As reported at the conference by managers throughout the region, invasive zebra and quagga mussels pose the greatest threat to Northwest waterways. An infestation could cost hundreds of millions of dollars annually to infrastructure and personal property if not dealt with effectively.

Fortunately, Lake Roosevelt is currently free of these mussels. Other AIS species in our midst, however, include Asian clams, northern pike, Eurasian milfoil, and crayfish.

NPS has secured funding for a new staff person and seasonal work crew, purchase of 6 hot water decontamination units, and public outreach materials. On point is Meghan Lyons, who joins NPS staff after 10 years working in fisheries in the Colville National Forest. Said Lyons, “The biggest thing people can do is clean, drain and dry their boat every time they go in and out of a waterbody.”

A high visibility piece is putting into service 6 hot water decontamination units purchased earlier this year by NPS. “Three of these units will be used by NPS staff, and three will go to our partners: the Spokane Tribe of Indians, Colville Confederated Tribes, and Washington Department of Fish and Wildlife (WDFW),” said Lyons.

This year NPS will, on randomly selected days, conduct inspections and place decontamination units at various boat launches. Said Lyons, “Starting in mid-June we’ll pick popular, frequently used boat launches.” Here’s what to expect if you arrive at a boat launch with inspection activities:

  • A seasonal crew will ask you where you’re boat’s been the last thirty days. If it’s local waters and the boat is clean and dry, inspection could be done in 5 to 10 minutes.
  • If your boat has come from Lake Mead or other waters known to be infested, the inspection could take 15 – 30 minutes. Even if nothing is found a hot water decontamination may be suggested because the presence of AIS can be very hard to detect.

Those doing inspections will also provide brochures and other information to educate and inform the public, including teaching boaters how to do their own inspections. Signage advising people of WA State AIS regulations will be posted at boat launches. And NPS is providing a phone number (509-754-7869) to encourage people to reach out for assistance, including scheduling a time for hot water decontamination.

“Really,” said Lyons, “the best thing for folks coming from infested areas is to have your boat out of the water, clean and dry for a week or longer. The next best thing is to call us and ask questions. We’re here to help.” Two excellent web resources are from WDFW (wdfw.wa.gov/ais), and the 100th Meridian Initiative (100thmeridian.org).

With 22 boat launches operated by NPS and additional ones operated by tribes, it’s certainly possible to avoid inspection. “This only works,” said Andy Dunau, the Forum’s Executive Director, “if people see this as doing their part to protect Lake Roosevelt and protect property. The benefits of finding and addressing problems before they get in the lake are enormous.”

WDFW will operate their decontamination unit out of their Spokane Office.
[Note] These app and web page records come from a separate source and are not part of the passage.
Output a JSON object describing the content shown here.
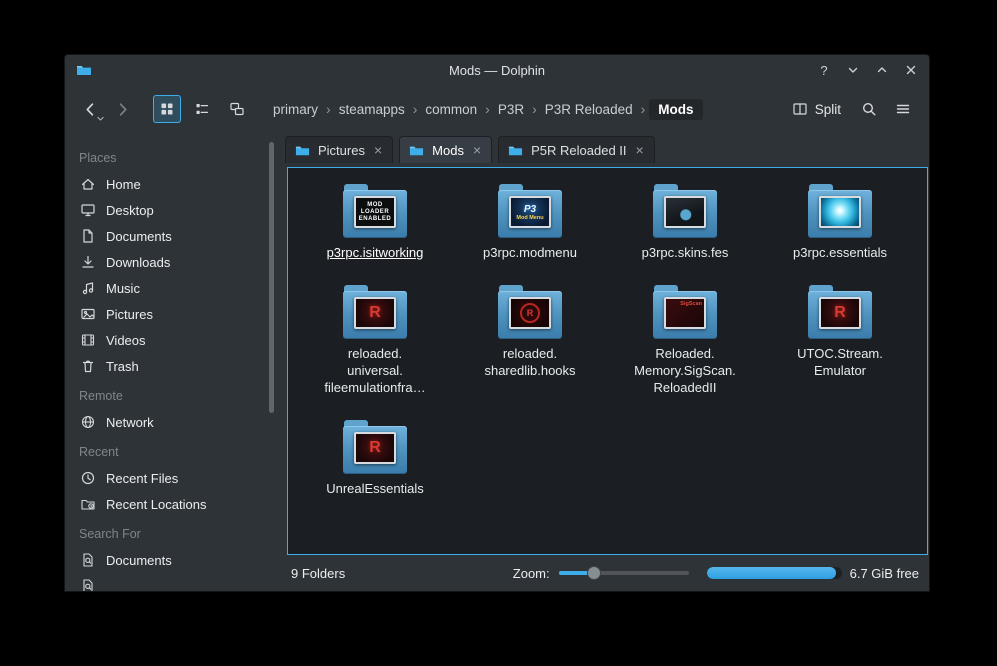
{
  "titlebar": {
    "title": "Mods — Dolphin",
    "help_label": "?"
  },
  "toolbar": {
    "breadcrumb": [
      "primary",
      "steamapps",
      "common",
      "P3R",
      "P3R Reloaded",
      "Mods"
    ],
    "crumb_separator": "›",
    "split_label": "Split"
  },
  "tabs": [
    {
      "label": "Pictures",
      "close": "×"
    },
    {
      "label": "Mods",
      "close": "×",
      "active": true
    },
    {
      "label": "P5R Reloaded II",
      "close": "×"
    }
  ],
  "sidebar": {
    "sections": [
      {
        "header": "Places",
        "items": [
          {
            "label": "Home"
          },
          {
            "label": "Desktop"
          },
          {
            "label": "Documents"
          },
          {
            "label": "Downloads"
          },
          {
            "label": "Music"
          },
          {
            "label": "Pictures"
          },
          {
            "label": "Videos"
          },
          {
            "label": "Trash"
          }
        ]
      },
      {
        "header": "Remote",
        "items": [
          {
            "label": "Network"
          }
        ]
      },
      {
        "header": "Recent",
        "items": [
          {
            "label": "Recent Files"
          },
          {
            "label": "Recent Locations"
          }
        ]
      },
      {
        "header": "Search For",
        "items": [
          {
            "label": "Documents"
          }
        ]
      }
    ]
  },
  "files": {
    "items": [
      {
        "label": "p3rpc.isitworking",
        "selected": true,
        "thumb_text": "MOD\nLOADER\nENABLED"
      },
      {
        "label": "p3rpc.modmenu",
        "thumb_top": "P3",
        "thumb_bottom": "Mod Menu"
      },
      {
        "label": "p3rpc.skins.fes"
      },
      {
        "label": "p3rpc.essentials"
      },
      {
        "label": "reloaded.\nuniversal.\nfileemulationfra…",
        "thumb_text": "R"
      },
      {
        "label": "reloaded.\nsharedlib.hooks",
        "thumb_text": "R"
      },
      {
        "label": "Reloaded.\nMemory.SigScan.\nReloadedII",
        "thumb_text": "SigScan"
      },
      {
        "label": "UTOC.Stream.\nEmulator",
        "thumb_text": "R"
      },
      {
        "label": "UnrealEssentials",
        "thumb_text": "R"
      }
    ]
  },
  "statusbar": {
    "folders_label": "9 Folders",
    "zoom_label": "Zoom:",
    "free_label": "6.7 GiB free",
    "zoom_percent": 27,
    "disk_percent": 96
  },
  "colors": {
    "accent": "#3daee9",
    "folder_blue": "#4f93bf",
    "view_bg": "#1b1f23"
  }
}
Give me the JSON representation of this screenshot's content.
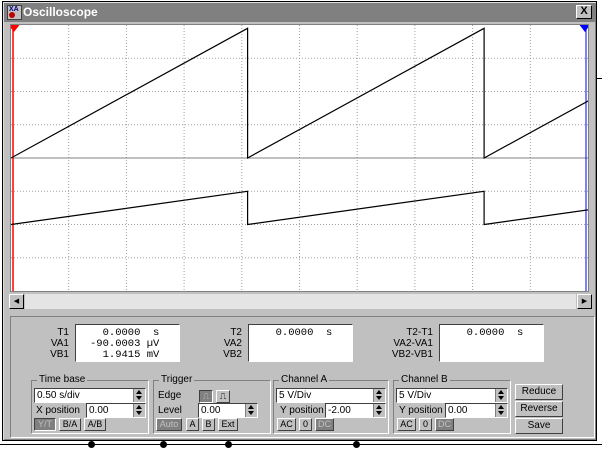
{
  "window": {
    "title": "Oscilloscope",
    "close_label": "X",
    "icon_label": "XA"
  },
  "screen": {
    "background": "#ffffff",
    "grid_color": "#a0a0a0",
    "trace_color": "#000000",
    "cursor_color": "#ff0000",
    "cursor_t1_marker": "T1",
    "cursor_t2_marker": "T2",
    "timebase_s_per_div": 0.5,
    "channel_a_v_per_div": 5,
    "channel_b_v_per_div": 5
  },
  "measurements": {
    "t1": {
      "labels": [
        "T1",
        "VA1",
        "VB1"
      ],
      "values": [
        "  0.0000  s",
        "-90.0003 µV",
        "  1.9415 mV"
      ]
    },
    "t2": {
      "labels": [
        "T2",
        "VA2",
        "VB2"
      ],
      "values": [
        "  0.0000  s",
        "",
        ""
      ]
    },
    "delta": {
      "labels": [
        "T2-T1",
        "VA2-VA1",
        "VB2-VB1"
      ],
      "values": [
        "  0.0000  s",
        "",
        ""
      ]
    }
  },
  "time_base": {
    "title": "Time base",
    "scale": "0.50 s/div",
    "x_position_label": "X position",
    "x_position": "0.00",
    "buttons": [
      "Y/T",
      "B/A",
      "A/B"
    ]
  },
  "trigger": {
    "title": "Trigger",
    "edge_label": "Edge",
    "level_label": "Level",
    "level": "0.00",
    "buttons": [
      "Auto",
      "A",
      "B",
      "Ext"
    ]
  },
  "channel_a": {
    "title": "Channel A",
    "scale": "5 V/Div",
    "y_position_label": "Y position",
    "y_position": "-2.00",
    "buttons": [
      "AC",
      "0",
      "DC"
    ]
  },
  "channel_b": {
    "title": "Channel B",
    "scale": "5 V/Div",
    "y_position_label": "Y position",
    "y_position": "0.00",
    "buttons": [
      "AC",
      "0",
      "DC"
    ]
  },
  "actions": [
    "Reduce",
    "Reverse",
    "Save"
  ],
  "waveforms": {
    "channel_a": {
      "start_div": -2.0,
      "peak_div": 1.9,
      "period_s": 2.05,
      "visible_s": 5.1
    },
    "channel_b": {
      "start_div": 0.0,
      "peak_div": 1.0,
      "period_s": 2.05,
      "visible_s": 5.1
    }
  }
}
Those trailering boats from other areas can call ahead for inspection and assistance. In addition, those stopped at Idaho or other inspection stations can be escorted to WDFW’s Spokane Office to address matters of concern.

The Spokane Tribe of Indians and Colville Confederated Tribes are determining how to integrate decontamination units into existing staff time and resources.

On the monitoring and inventory side of the equation, this summer NPS will be focusing on locating and mapping AIS like Eurasian milfoil and crayfish. As for suppression, they’re encouraging catch and permanent removal of northern pike and non-native crayfish.